Page and application data records -
==*==

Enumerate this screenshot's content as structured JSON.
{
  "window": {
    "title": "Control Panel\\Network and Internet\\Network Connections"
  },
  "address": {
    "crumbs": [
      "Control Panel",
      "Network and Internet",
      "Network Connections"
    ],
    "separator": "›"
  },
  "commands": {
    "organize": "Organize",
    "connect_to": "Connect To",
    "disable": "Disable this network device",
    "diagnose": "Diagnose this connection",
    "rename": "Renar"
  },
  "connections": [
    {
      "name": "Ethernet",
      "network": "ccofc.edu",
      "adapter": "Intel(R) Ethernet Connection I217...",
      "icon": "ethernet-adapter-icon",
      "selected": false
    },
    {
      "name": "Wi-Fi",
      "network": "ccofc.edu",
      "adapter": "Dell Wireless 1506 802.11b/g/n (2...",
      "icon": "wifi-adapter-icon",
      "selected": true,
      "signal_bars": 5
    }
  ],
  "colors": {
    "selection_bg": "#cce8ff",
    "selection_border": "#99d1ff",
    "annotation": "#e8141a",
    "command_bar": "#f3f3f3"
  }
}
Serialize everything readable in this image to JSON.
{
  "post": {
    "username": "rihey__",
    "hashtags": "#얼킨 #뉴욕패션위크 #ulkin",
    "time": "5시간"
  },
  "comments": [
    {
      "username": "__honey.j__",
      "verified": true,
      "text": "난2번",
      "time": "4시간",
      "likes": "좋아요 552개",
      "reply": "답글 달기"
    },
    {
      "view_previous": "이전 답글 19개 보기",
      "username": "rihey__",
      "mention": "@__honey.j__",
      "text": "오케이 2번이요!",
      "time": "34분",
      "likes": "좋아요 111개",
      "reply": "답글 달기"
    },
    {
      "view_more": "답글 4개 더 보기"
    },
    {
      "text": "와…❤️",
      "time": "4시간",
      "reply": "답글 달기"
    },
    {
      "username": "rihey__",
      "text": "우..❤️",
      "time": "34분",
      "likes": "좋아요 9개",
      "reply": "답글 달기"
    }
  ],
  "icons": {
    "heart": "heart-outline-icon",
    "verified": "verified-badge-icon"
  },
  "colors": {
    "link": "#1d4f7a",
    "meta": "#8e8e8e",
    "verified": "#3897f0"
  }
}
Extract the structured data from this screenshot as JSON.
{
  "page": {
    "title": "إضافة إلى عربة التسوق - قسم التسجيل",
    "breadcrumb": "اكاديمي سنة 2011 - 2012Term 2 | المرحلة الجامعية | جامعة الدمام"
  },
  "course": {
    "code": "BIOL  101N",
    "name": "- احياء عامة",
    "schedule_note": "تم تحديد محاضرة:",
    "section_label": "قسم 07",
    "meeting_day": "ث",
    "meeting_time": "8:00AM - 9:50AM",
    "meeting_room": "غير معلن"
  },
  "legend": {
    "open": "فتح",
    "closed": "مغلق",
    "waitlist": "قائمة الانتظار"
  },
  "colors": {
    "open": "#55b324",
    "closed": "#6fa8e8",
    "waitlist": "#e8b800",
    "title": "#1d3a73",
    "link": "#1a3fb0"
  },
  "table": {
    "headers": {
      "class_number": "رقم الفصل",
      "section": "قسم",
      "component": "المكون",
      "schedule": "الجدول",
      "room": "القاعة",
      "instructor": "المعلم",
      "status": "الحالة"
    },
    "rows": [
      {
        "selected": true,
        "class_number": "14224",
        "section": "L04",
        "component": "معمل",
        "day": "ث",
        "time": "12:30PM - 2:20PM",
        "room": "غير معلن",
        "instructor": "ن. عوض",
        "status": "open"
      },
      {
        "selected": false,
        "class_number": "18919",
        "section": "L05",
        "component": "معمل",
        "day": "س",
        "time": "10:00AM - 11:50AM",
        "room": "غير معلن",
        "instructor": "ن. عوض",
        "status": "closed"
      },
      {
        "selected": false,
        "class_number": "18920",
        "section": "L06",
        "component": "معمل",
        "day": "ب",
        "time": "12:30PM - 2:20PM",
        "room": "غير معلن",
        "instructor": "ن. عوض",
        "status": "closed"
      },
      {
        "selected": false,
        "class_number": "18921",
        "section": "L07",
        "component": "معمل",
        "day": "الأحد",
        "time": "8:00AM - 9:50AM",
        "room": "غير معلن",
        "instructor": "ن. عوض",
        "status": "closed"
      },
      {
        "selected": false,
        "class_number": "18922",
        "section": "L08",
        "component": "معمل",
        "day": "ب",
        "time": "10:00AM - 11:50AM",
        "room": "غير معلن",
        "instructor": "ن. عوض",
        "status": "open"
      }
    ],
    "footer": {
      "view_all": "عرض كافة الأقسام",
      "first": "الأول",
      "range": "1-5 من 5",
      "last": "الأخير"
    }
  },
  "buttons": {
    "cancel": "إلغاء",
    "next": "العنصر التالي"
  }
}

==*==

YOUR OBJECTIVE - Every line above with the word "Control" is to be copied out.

ANSWER SECTION -
    "title": "Control Panel\\Network and Internet\\Network Connections"
      "Control Panel",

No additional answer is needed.